If you've been an airline passenger, you probably know the experience.
All is well, as you cruise through the air, and then there's the slightest of bumps. Then another. Then a few more, increasing in intensity, until the seat belt sign illuminates and the captain asks everyone to take their seats and fasten their seat belts. Maybe it doesn't end there; perhaps the plane starts to jolt enough that a few of your fellow passengers emit involuntary gasps, and then a nervous silence descends until the situation clears.
According to some studies, roughly one in four people have at least some fear of flying, with turbulence cited frequently as a factor. Turbulence can be more than merely unnerving: Conservative estimates suggest that each year in the United States it can result in 687 minor injuries and 38 serious ones among ﬂight attendants, and 120 minor and 17 serious injuries to passengers.
The combination of injuries, damage to airframes and cabins, ﬂight delays, inspections, repairs, and post-accident investigations has cost US airlines up to $200 million annually.
Well, buckle up, because a new study concludes that so-called clear-air turbulence is likely to get worse and more frequent — and the cause is global warming.
To understand why, it's helpful to have a sense of what causes turbulence in the first place.
Picture the atmosphere not as a homogenous whole, but as a series of layers, moving in different directions and at different speeds, piled on top of each other.
Paul Williams of the University of Reading and author of the new study said wind shear within those layers of atmosphere is the primary cause of clean-air turbulence.
"What that means is that wind speed increases with altitude," he said. "Basically, the atmosphere keeps on increasing in speed up to an altitude of 33,000 feet or so. So, the different layers of atmosphere are flowing over each other, and if the wind shear is too strong, the atmosphere simply cannot contain the relative speed difference between the layers and it becomes unstable. Small irregularities in the flow can grow exponentially in time and eventually become chaotic and turbulent."
Climate change is likely to exacerbate this phenomenon because it is increasing the contrast between the layers of atmosphere.
"When you're at altitudes of 30-40,000 feet, the tropical regions — the low latitudes — are warming more than the Arctic region, the high latitudes," said Williams, who added that nearer Earth's surface the Arctic is warming more than other regions. "It's that temperature difference that drives the jet stream, but as that temperature difference increases, the accelerated warming in the tropical regions causes the jet stream to blow even faster and that's what increasing the instability and causing more turbulence."
Williams used climate models to simulate how a doubling of pre-Industrial Age carbon dioxide concentrations in the atmosphere would impact clear-air turbulence in the mid-latitudes of the North Atlantic during the winter, when the phenomenon tends to peak.

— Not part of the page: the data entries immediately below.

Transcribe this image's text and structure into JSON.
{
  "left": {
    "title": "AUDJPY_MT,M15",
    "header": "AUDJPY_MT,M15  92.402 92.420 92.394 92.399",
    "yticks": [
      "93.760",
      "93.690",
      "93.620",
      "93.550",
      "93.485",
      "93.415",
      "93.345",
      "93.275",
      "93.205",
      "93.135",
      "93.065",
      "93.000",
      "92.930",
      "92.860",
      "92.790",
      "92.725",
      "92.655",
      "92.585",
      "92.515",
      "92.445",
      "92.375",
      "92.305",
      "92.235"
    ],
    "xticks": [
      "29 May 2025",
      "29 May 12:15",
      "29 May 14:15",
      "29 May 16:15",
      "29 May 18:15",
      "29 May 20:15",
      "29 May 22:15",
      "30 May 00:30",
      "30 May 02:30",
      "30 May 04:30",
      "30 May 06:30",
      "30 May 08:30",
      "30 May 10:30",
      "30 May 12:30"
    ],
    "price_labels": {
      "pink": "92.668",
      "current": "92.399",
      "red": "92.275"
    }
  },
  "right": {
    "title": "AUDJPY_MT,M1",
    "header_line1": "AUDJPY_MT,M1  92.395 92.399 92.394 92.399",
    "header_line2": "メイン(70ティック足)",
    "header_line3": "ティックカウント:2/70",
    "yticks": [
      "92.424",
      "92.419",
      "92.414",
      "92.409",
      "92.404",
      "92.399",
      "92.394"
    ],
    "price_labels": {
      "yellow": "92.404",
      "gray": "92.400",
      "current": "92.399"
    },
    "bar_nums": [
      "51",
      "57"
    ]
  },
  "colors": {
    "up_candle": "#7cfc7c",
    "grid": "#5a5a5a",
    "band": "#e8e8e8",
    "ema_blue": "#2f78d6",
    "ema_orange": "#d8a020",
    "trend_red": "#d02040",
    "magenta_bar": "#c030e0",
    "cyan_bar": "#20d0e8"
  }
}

Light turbulence is likely to increase by 59 percent, he found, while light-to-moderate turbulence might increase by 75 percent, moderate by 94 percent, moderate-to-severe by 127 percent, and severe by 149 percent.
His results are published in the journal Advances in Atmospheric Sciences.
"It's interesting, isn't it?" Williams said, referencing the increase in severe turbulence. "It does often happen in climate change that the extremes increase more than the averages."
There's some reason to remain hopeful that increased turbulence outside your plane might not lead to more bare-knuckled rides inside it.
The turbulence forecasts used by airlines for preflight planning are now about 75 percent accurate, according to Williams.
"It's better than tossing a coin," he said. "But clearly there's another 25 percent we could squeeze out, and I fully expect the accuracy of those forecasts to improve in the coming decades, and that will give pilots better information over which parts of the atmosphere to avoid."
Pilots might soon have access to on-board, ultraviolet laser technology that might help them "see" clear-air turbulence, Williams added.
But until those forecasts improve and that technology is deployed, it's best to remember the advice you're given after boarding: Stay seated and keep your seat belt on whenever possible. Your flight's likely to get a lot bumpier.
Originally published on Seeker.